You can see here that the root file system ‘/’ is from the device ‘/dev/mapper/vg0-lv_root’. Which was the volume group ‘vg0’ and the logical volume ‘lv_root’.
‘/boot’ is from the device ‘/dev/md0’.
To check the swap.
Filename Type Size Used Priority /dev/md2 partition 1993660 0 -1
You can see it is from the device /dev/md2 and is about 2GB.
If you are quick enough or your disks are bigger than 25GB you may even catch the RAID1 system rebuilding. The output below does not show this I was too slow or the host I use for the virtuals is very quick. 🙂

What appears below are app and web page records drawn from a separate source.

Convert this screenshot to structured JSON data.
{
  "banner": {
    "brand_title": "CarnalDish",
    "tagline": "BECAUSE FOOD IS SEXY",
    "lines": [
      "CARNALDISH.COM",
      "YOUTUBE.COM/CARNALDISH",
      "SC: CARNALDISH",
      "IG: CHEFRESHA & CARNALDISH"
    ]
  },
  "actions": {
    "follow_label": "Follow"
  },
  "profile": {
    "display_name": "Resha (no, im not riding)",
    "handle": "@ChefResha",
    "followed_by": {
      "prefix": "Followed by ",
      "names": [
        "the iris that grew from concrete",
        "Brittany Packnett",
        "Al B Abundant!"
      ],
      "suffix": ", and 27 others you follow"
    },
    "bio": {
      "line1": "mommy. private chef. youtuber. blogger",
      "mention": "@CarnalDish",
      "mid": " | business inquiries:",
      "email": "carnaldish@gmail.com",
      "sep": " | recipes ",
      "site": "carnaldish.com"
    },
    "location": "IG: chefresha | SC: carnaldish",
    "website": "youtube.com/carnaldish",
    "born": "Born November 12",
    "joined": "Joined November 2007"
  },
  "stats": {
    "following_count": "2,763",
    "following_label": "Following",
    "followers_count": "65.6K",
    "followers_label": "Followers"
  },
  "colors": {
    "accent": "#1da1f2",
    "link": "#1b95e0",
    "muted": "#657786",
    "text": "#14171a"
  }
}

Personalities : [linear] [multipath] [raid0] [raid1] [raid6] [raid5] [raid4] [raid10] md1 : active raid1 sda2 sdb2 23420800 blocks super 1.2 [2/2] [UU] [=======>.............] recovery = 38.6% (9057024/23420800) finish=1.4min speed=168128K/sec md0 : active raid1 sda1 sdb1 779712 blocks super 1.2 [2/2] [UU] md2 : active raid1 sda3 sdb3 1993664 blocks super 1.2 [2/2] [UU] unused devices: <none>
If you want to watch the array rebuild itself use the following command
watch -n1 cat /proc/mdstat
Taking md1 above as an example the things to lookout for are that we can see two disks sda1 and sdb2 are listed. the number in brackets is the order of the disks in the array. On the second line we see ‘[2/2]’. This means there should be 2 twos in the array and there are 2 actually in it. The [UU] is the same thing again for windows uses, pretty but giving no real usable information.
To view the status of one or more arrays:
sudo mdadm -D /dev/md0
/dev/md0: Version : 1.2 Creation Time : Mon Apr 6 13:50:03 2015 Raid Level : raid1 Array Size : 779712 (761.57 MiB 798.43 MB) Used Dev Size : 779712 (761.57 MiB 798.43 MB) Raid Devices : 2 Total Devices : 2 Persistence : Superblock is persistent Update Time : Mon Apr 6 14:41:15 2015 State : clean Active Devices : 2 Working Devices : 2 Failed Devices : 0 Spare Devices : 0 Name : raid-test:0 (local to host raid-test) UUID : 90cd04d4:b6754cba:52e2b88d:8749942c Events : 17 Number Major Minor RaidDevice State 0 8 1 0 active sync /dev/sda1 1 8 17 1 active sync /dev/sdb1
To check the status of a disk in an array
sudo mdadm -E /dev/sda1
/dev/sda1: Magic : a92b4efc Version : 1.2 Feature Map : 0x0 Array UUID : 90cd04d4:b6754cba:52e2b88d:8749942c Name : raid-test:0 (local to host raid-test) Creation Time : Mon Apr 6 13:50:03 2015 Raid Level : raid1 Raid Devices : 2 Avail Dev Size : 1559552 (761.63 MiB 798.49 MB) Array Size : 779712 (761.57 MiB 798.43 MB) Used Dev Size : 1559424 (761.57 MiB 798.43 MB) Data Offset : 1024 sectors Super Offset : 8 sectors State : clean Device UUID : 5934ad36:e16b82ac:e0eb32c1:202d3ec8 Update Time : Mon Apr 6 14:41:15 2015 Checksum : e0a03142 - correct Events : 17 Device Role : Active device 0 Array State : AA ('A' == active, '.' == missing)
That’s it. a little long winded maybe be really not that hard, the second time.
Oh wait, what happens WHEN a disk fails, that is why we wanted to use RAID!?
See my next post in the series, Recovering from a RAID1 disk failure on Ubuntu 14.04.